[[ Provided entries, beginning ]]

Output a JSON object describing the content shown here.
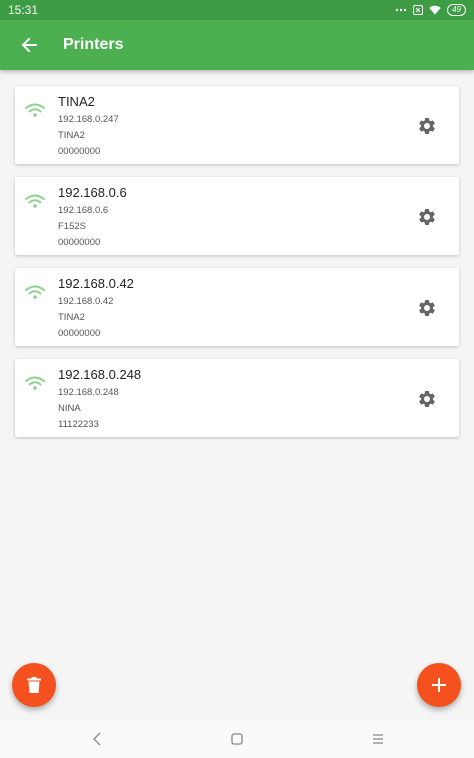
{
  "status_bar": {
    "time": "15:31",
    "battery": "49"
  },
  "app_bar": {
    "title": "Printers"
  },
  "printers": [
    {
      "name": "TINA2",
      "ip": "192.168.0.247",
      "model": "TINA2",
      "serial": "00000000"
    },
    {
      "name": "192.168.0.6",
      "ip": "192.168.0.6",
      "model": "F152S",
      "serial": "00000000"
    },
    {
      "name": "192.168.0.42",
      "ip": "192.168.0.42",
      "model": "TINA2",
      "serial": "00000000"
    },
    {
      "name": "192.168.0.248",
      "ip": "192.168.0.248",
      "model": "NINA",
      "serial": "11122233"
    }
  ],
  "colors": {
    "primary": "#4caf50",
    "status_bar": "#3e9c44",
    "fab": "#f4511e",
    "wifi": "#8fd18f"
  },
  "icons": {
    "back": "arrow-left-icon",
    "wifi": "wifi-icon",
    "settings": "gear-icon",
    "delete": "trash-icon",
    "add": "plus-icon"
  }
}
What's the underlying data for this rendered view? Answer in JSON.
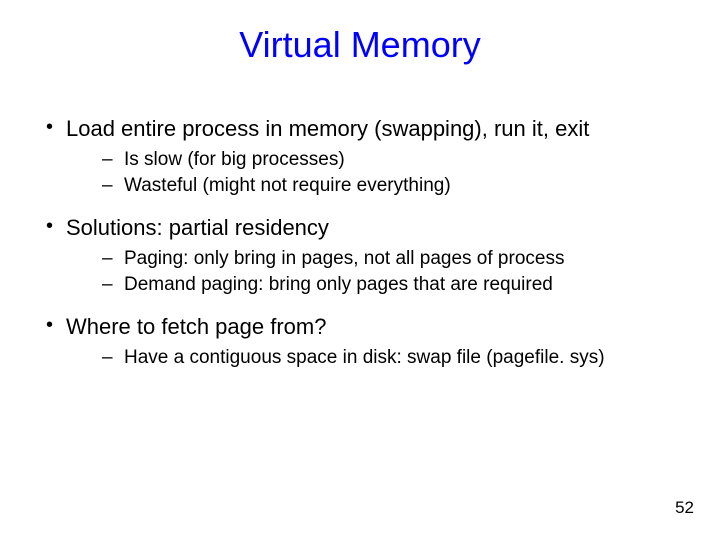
{
  "title": "Virtual Memory",
  "bullets": [
    {
      "text": "Load entire process in memory (swapping), run it, exit",
      "sub": [
        "Is slow (for big processes)",
        "Wasteful (might not require everything)"
      ]
    },
    {
      "text": "Solutions: partial residency",
      "sub": [
        "Paging: only bring in pages, not all pages of process",
        "Demand paging: bring only pages that are required"
      ]
    },
    {
      "text": "Where to fetch page from?",
      "sub": [
        "Have a contiguous space in disk: swap file (pagefile. sys)"
      ]
    }
  ],
  "page_number": "52"
}
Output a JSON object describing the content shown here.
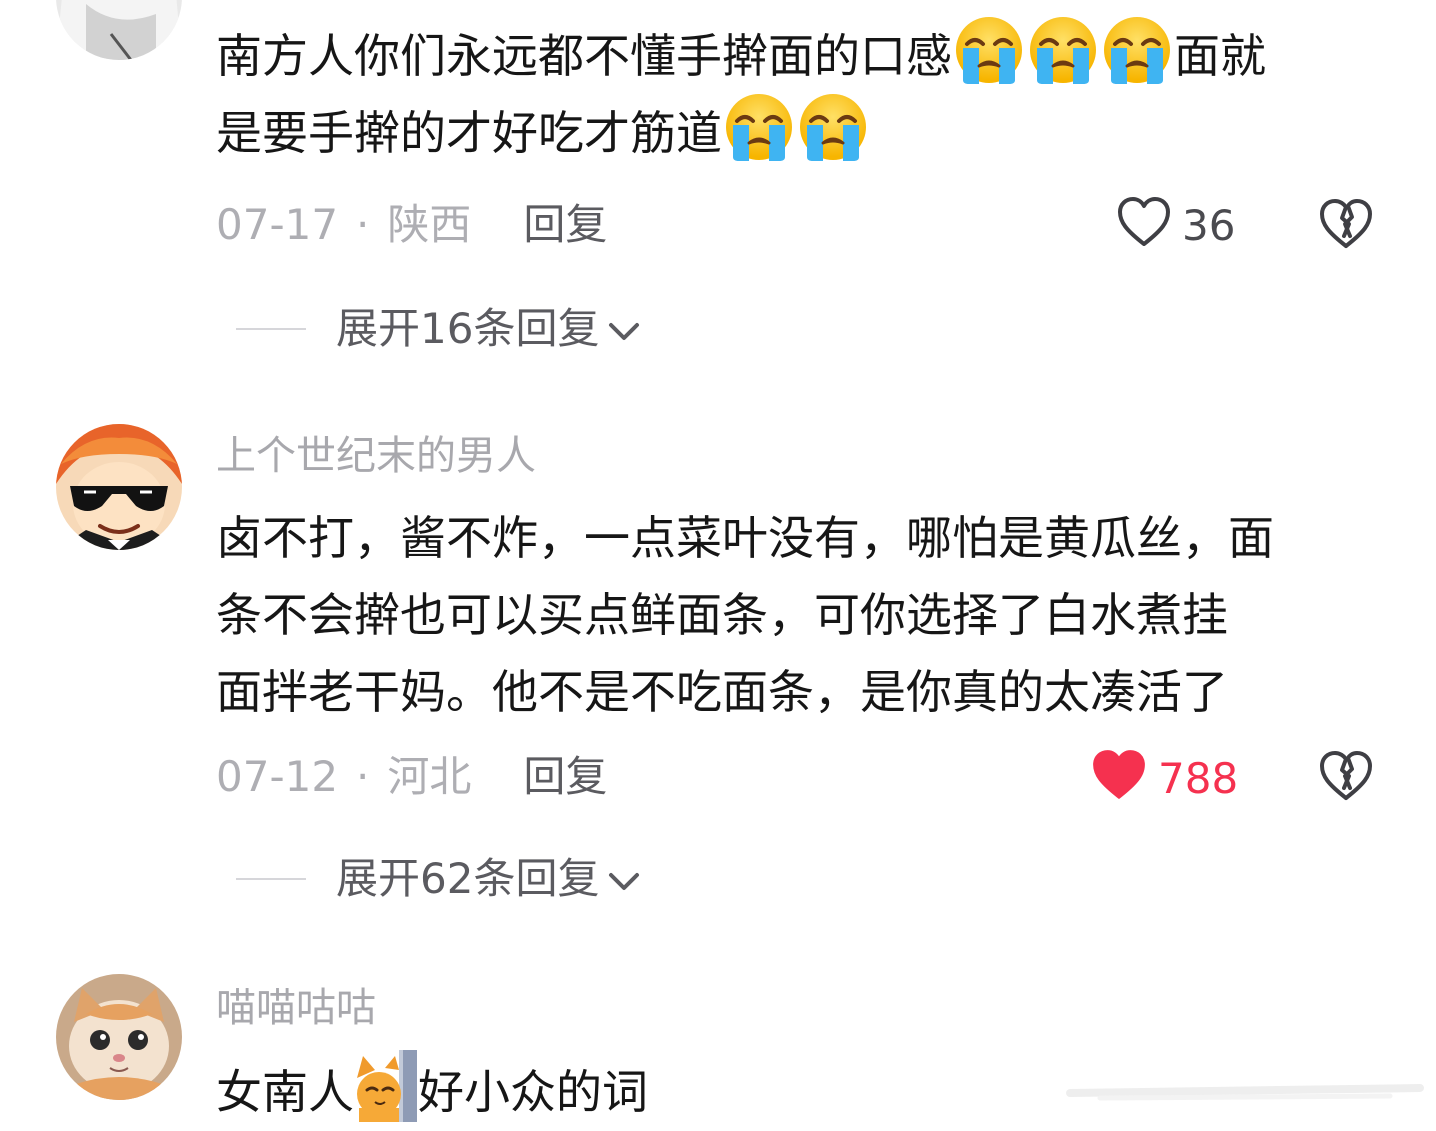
{
  "comments": [
    {
      "username": "",
      "lines": [
        {
          "segments": [
            {
              "t": "南方人你们永远都不懂手擀面的口感"
            },
            {
              "e": "crying-face"
            },
            {
              "e": "crying-face"
            },
            {
              "e": "crying-face"
            },
            {
              "t": "面就"
            }
          ]
        },
        {
          "segments": [
            {
              "t": "是要手擀的才好吃才筋道"
            },
            {
              "e": "crying-face"
            },
            {
              "e": "crying-face"
            }
          ]
        }
      ],
      "date": "07-17",
      "separator": "·",
      "location": "陕西",
      "reply_label": "回复",
      "likes": "36",
      "liked": false,
      "expand_label": "展开16条回复"
    },
    {
      "username": "上个世纪末的男人",
      "lines": [
        {
          "segments": [
            {
              "t": "卤不打，酱不炸，一点菜叶没有，哪怕是黄瓜丝，面"
            }
          ]
        },
        {
          "segments": [
            {
              "t": "条不会擀也可以买点鲜面条，可你选择了白水煮挂"
            }
          ]
        },
        {
          "segments": [
            {
              "t": "面拌老干妈。他不是不吃面条，是你真的太凑活了"
            }
          ]
        }
      ],
      "date": "07-12",
      "separator": "·",
      "location": "河北",
      "reply_label": "回复",
      "likes": "788",
      "liked": true,
      "expand_label": "展开62条回复"
    },
    {
      "username": "喵喵咕咕",
      "lines": [
        {
          "segments": [
            {
              "t": "女南人"
            },
            {
              "e": "cat-peeking"
            },
            {
              "t": "好小众的词"
            }
          ]
        }
      ]
    }
  ],
  "icons": {
    "like": "heart-outline-icon",
    "liked": "heart-filled-icon",
    "dislike": "broken-heart-icon",
    "expand": "chevron-down-icon"
  },
  "colors": {
    "like_active": "#f5314f",
    "secondary_text": "#aeaeb3",
    "primary_text": "#161616"
  }
}
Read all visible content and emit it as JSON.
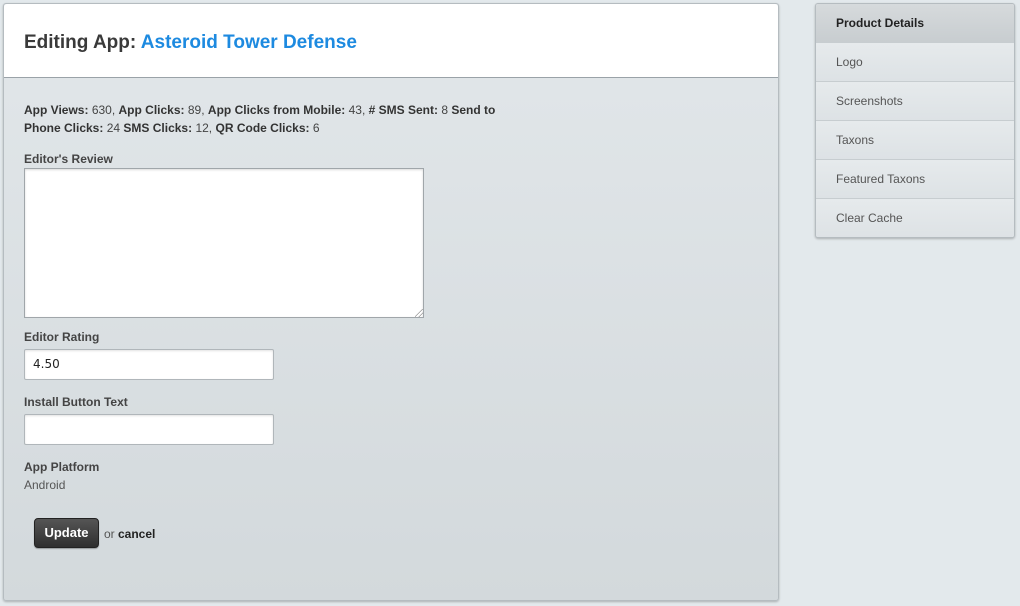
{
  "header": {
    "prefix": "Editing App:",
    "app_name": "Asteroid Tower Defense"
  },
  "stats": {
    "app_views_label": "App Views:",
    "app_views": "630,",
    "app_clicks_label": "App Clicks:",
    "app_clicks": "89,",
    "mobile_clicks_label": "App Clicks from Mobile:",
    "mobile_clicks": "43,",
    "sms_sent_label": "# SMS Sent:",
    "sms_sent": "8",
    "send_to_phone_label": "Send to Phone Clicks:",
    "send_to_phone": "24",
    "sms_clicks_label": "SMS Clicks:",
    "sms_clicks": "12,",
    "qr_clicks_label": "QR Code Clicks:",
    "qr_clicks": "6"
  },
  "form": {
    "review_label": "Editor's Review",
    "review_value": "",
    "rating_label": "Editor Rating",
    "rating_value": "4.50",
    "install_label": "Install Button Text",
    "install_value": "",
    "platform_label": "App Platform",
    "platform_value": "Android",
    "update_label": "Update",
    "or_text": "or",
    "cancel_label": "cancel"
  },
  "sidebar": {
    "items": [
      {
        "label": "Product Details",
        "active": true
      },
      {
        "label": "Logo"
      },
      {
        "label": "Screenshots"
      },
      {
        "label": "Taxons"
      },
      {
        "label": "Featured Taxons"
      },
      {
        "label": "Clear Cache"
      }
    ]
  }
}
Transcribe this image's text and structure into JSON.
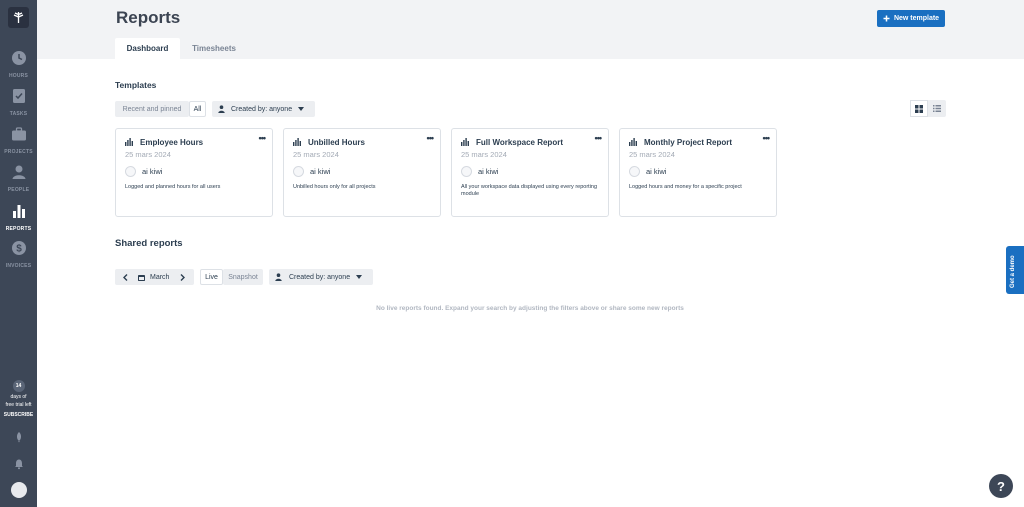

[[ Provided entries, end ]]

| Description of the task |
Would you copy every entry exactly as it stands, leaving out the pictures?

| Result of this task |
Output a JSON object describing the content shown here.
{
  "status_bar": {
    "time": "15:31",
    "battery": "49"
  },
  "app_bar": {
    "title": "Printers"
  },
  "printers": [
    {
      "name": "TINA2",
      "ip": "192.168.0.247",
      "model": "TINA2",
      "serial": "00000000"
    },
    {
      "name": "192.168.0.6",
      "ip": "192.168.0.6",
      "model": "F152S",
      "serial": "00000000"
    },
    {
      "name": "192.168.0.42",
      "ip": "192.168.0.42",
      "model": "TINA2",
      "serial": "00000000"
    },
    {
      "name": "192.168.0.248",
      "ip": "192.168.0.248",
      "model": "NINA",
      "serial": "11122233"
    }
  ],
  "colors": {
    "primary": "#4caf50",
    "status_bar": "#3e9c44",
    "fab": "#f4511e",
    "wifi": "#8fd18f"
  },
  "icons": {
    "back": "arrow-left-icon",
    "wifi": "wifi-icon",
    "settings": "gear-icon",
    "delete": "trash-icon",
    "add": "plus-icon"
  }
}
What's the underlying data for this rendered view? Answer in JSON.
{
  "title": "Virtual Memory",
  "bullets": [
    {
      "text": "Load entire process in memory (swapping), run it, exit",
      "sub": [
        "Is slow (for big processes)",
        "Wasteful (might not require everything)"
      ]
    },
    {
      "text": "Solutions: partial residency",
      "sub": [
        "Paging: only bring in pages, not all pages of process",
        "Demand paging: bring only pages that are required"
      ]
    },
    {
      "text": "Where to fetch page from?",
      "sub": [
        "Have a contiguous space in disk: swap file (pagefile. sys)"
      ]
    }
  ],
  "page_number": "52"
}
Output a JSON object describing the content shown here.
{
  "comments": [
    {
      "username": "",
      "lines": [
        {
          "segments": [
            {
              "t": "南方人你们永远都不懂手擀面的口感"
            },
            {
              "e": "crying-face"
            },
            {
              "e": "crying-face"
            },
            {
              "e": "crying-face"
            },
            {
              "t": "面就"
            }
          ]
        },
        {
          "segments": [
            {
              "t": "是要手擀的才好吃才筋道"
            },
            {
              "e": "crying-face"
            },
            {
              "e": "crying-face"
            }
          ]
        }
      ],
      "date": "07-17",
      "separator": "·",
      "location": "陕西",
      "reply_label": "回复",
      "likes": "36",
      "liked": false,
      "expand_label": "展开16条回复"
    },
    {
      "username": "上个世纪末的男人",
      "lines": [
        {
          "segments": [
            {
              "t": "卤不打，酱不炸，一点菜叶没有，哪怕是黄瓜丝，面"
            }
          ]
        },
        {
          "segments": [
            {
              "t": "条不会擀也可以买点鲜面条，可你选择了白水煮挂"
            }
          ]
        },
        {
          "segments": [
            {
              "t": "面拌老干妈。他不是不吃面条，是你真的太凑活了"
            }
          ]
        }
      ],
      "date": "07-12",
      "separator": "·",
      "location": "河北",
      "reply_label": "回复",
      "likes": "788",
      "liked": true,
      "expand_label": "展开62条回复"
    },
    {
      "username": "喵喵咕咕",
      "lines": [
        {
          "segments": [
            {
              "t": "女南人"
            },
            {
              "e": "cat-peeking"
            },
            {
              "t": "好小众的词"
            }
          ]
        }
      ]
    }
  ],
  "icons": {
    "like": "heart-outline-icon",
    "liked": "heart-filled-icon",
    "dislike": "broken-heart-icon",
    "expand": "chevron-down-icon"
  },
  "colors": {
    "like_active": "#f5314f",
    "secondary_text": "#aeaeb3",
    "primary_text": "#161616"
  }
}
Read all visible content and emit it as JSON.
{
  "header": {
    "prefix": "Editing App:",
    "app_name": "Asteroid Tower Defense"
  },
  "stats": {
    "app_views_label": "App Views:",
    "app_views": "630,",
    "app_clicks_label": "App Clicks:",
    "app_clicks": "89,",
    "mobile_clicks_label": "App Clicks from Mobile:",
    "mobile_clicks": "43,",
    "sms_sent_label": "# SMS Sent:",
    "sms_sent": "8",
    "send_to_phone_label": "Send to Phone Clicks:",
    "send_to_phone": "24",
    "sms_clicks_label": "SMS Clicks:",
    "sms_clicks": "12,",
    "qr_clicks_label": "QR Code Clicks:",
    "qr_clicks": "6"
  },
  "form": {
    "review_label": "Editor's Review",
    "review_value": "",
    "rating_label": "Editor Rating",
    "rating_value": "4.50",
    "install_label": "Install Button Text",
    "install_value": "",
    "platform_label": "App Platform",
    "platform_value": "Android",
    "update_label": "Update",
    "or_text": "or",
    "cancel_label": "cancel"
  },
  "sidebar": {
    "items": [
      {
        "label": "Product Details",
        "active": true
      },
      {
        "label": "Logo"
      },
      {
        "label": "Screenshots"
      },
      {
        "label": "Taxons"
      },
      {
        "label": "Featured Taxons"
      },
      {
        "label": "Clear Cache"
      }
    ]
  }
}
Transcribe this image's text and structure into JSON.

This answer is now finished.